I was disappointed that the report, “Rise in complaints over hidden fees charged by vets” (October 18), did not include the point of view of a practising veterinarian. Dealing with sick pets, especially in an emergency situation, is an emotionally charged event. Despite veterinarians verbally explaining and having written consent forms for procedures and costs, an emotional client often just wants “anything done to save my pet”. The cost consequence of this comes later.

Veterinarians truly want to save and help animals and do their best to assist their owners in doing the same.
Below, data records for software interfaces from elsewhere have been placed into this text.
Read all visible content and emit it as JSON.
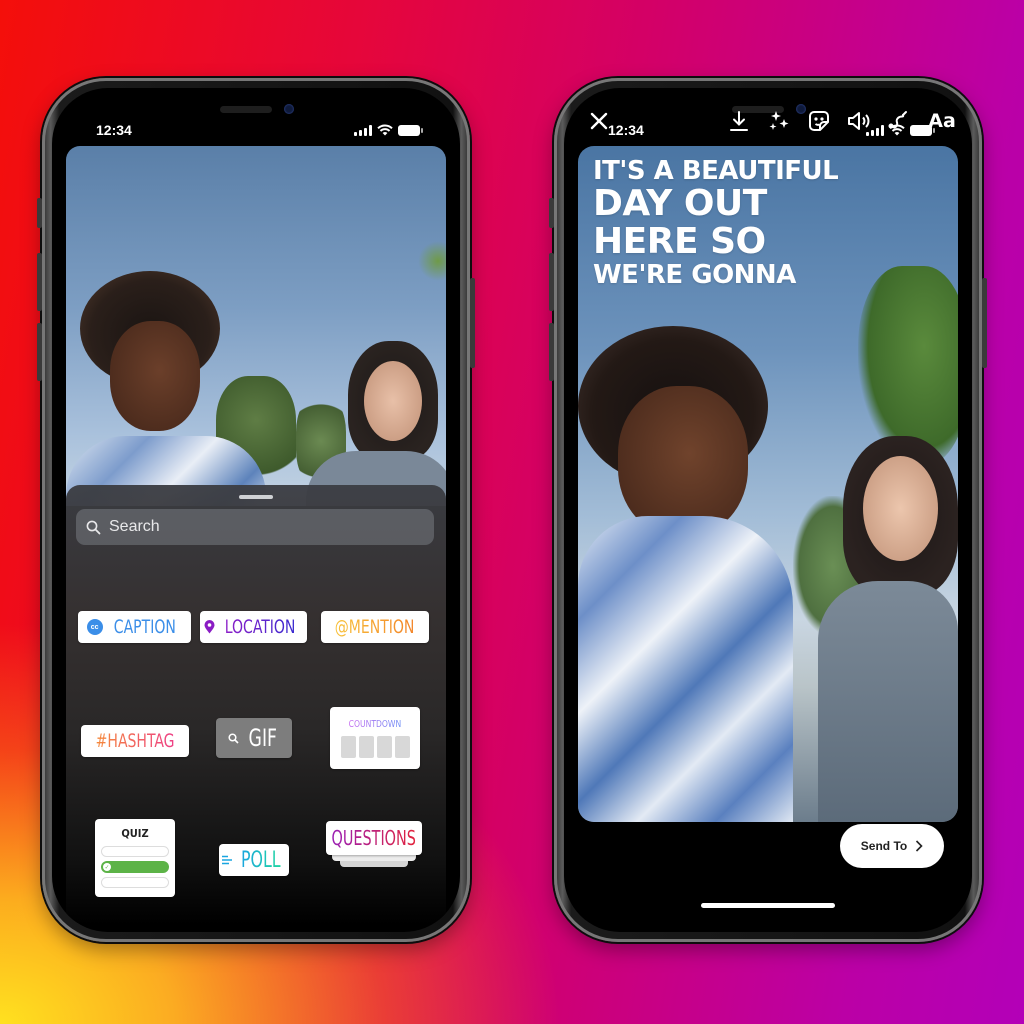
{
  "background": {
    "gradient_colors": [
      "#ffe11f",
      "#f40f0a",
      "#d30068",
      "#b300b8"
    ]
  },
  "phones": {
    "left": {
      "status_bar": {
        "time": "12:34",
        "icons": [
          "signal-icon",
          "wifi-icon",
          "battery-icon"
        ]
      },
      "sticker_tray": {
        "search_placeholder": "Search",
        "stickers": [
          {
            "label": "CAPTION",
            "icon": "cc-icon",
            "color": "#3b8ee8"
          },
          {
            "label": "LOCATION",
            "icon": "location-pin-icon",
            "color": "#7a1cc4"
          },
          {
            "label": "@MENTION",
            "icon": "at-icon",
            "color": "#f5a623"
          },
          {
            "label": "#HASHTAG",
            "icon": "hash-icon",
            "color": "#f0613a"
          },
          {
            "label": "GIF",
            "icon": "search-icon",
            "color": "#ffffff"
          },
          {
            "label": "COUNTDOWN",
            "icon": "",
            "color": "#a66cf0"
          },
          {
            "label": "QUIZ",
            "icon": "check-icon",
            "color": "#222222"
          },
          {
            "label": "POLL",
            "icon": "poll-lines-icon",
            "color": "#1aa6e0"
          },
          {
            "label": "QUESTIONS",
            "icon": "",
            "color": "#c1157b"
          }
        ]
      }
    },
    "right": {
      "status_bar": {
        "time": "12:34",
        "icons": [
          "signal-icon",
          "wifi-icon",
          "battery-icon"
        ]
      },
      "toolbar": {
        "close": "close-icon",
        "actions": [
          "download-icon",
          "effects-sparkle-icon",
          "sticker-icon",
          "sound-icon",
          "draw-icon"
        ],
        "text_label": "Aa"
      },
      "caption_lines": [
        "IT'S A BEAUTIFUL",
        "DAY OUT",
        "HERE SO",
        "WE'RE GONNA"
      ],
      "send_to_label": "Send To"
    }
  }
}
As a long-term general practitioner, I still genuinely enjoy working with people and their pets, which are part of their family, assisting people in caring for their pets the best they can and taking into consideration what they can afford. Cost constraints in treatment must always be considered and discussed.

People forget that veterinary clinics have to be run as a business or they will close. Veterinarians are professionals who study for many years at university and work long hours in demanding conditions. The financial return is poor compared to some other professions. Vets are often expected to give their time away for free 24/7 “because they love animals”. This comes at a cost, especially for the mental well-being of veterinarians.

The level of veterinary skill, facilities and expertise in Hong Kong has grown exponentially in the 27 years I have been practising here. The pet-owning public have to realise that better care equals higher costs. There are no government subsidies for veterinarians or pet owners, who are both subject to market forces. Rent, salaries, import of specialised medications and equipment all cost money.

My advice to the pet-owning public is that, as with any professional relationship, a pet owner needs to know and trust their veterinarian. If you don’t, then choose another veterinarian. Mutual respect, trust and communication will eliminate any of these “cost” issues in caring for your pet.

Lloyd Kenda, Happy Valley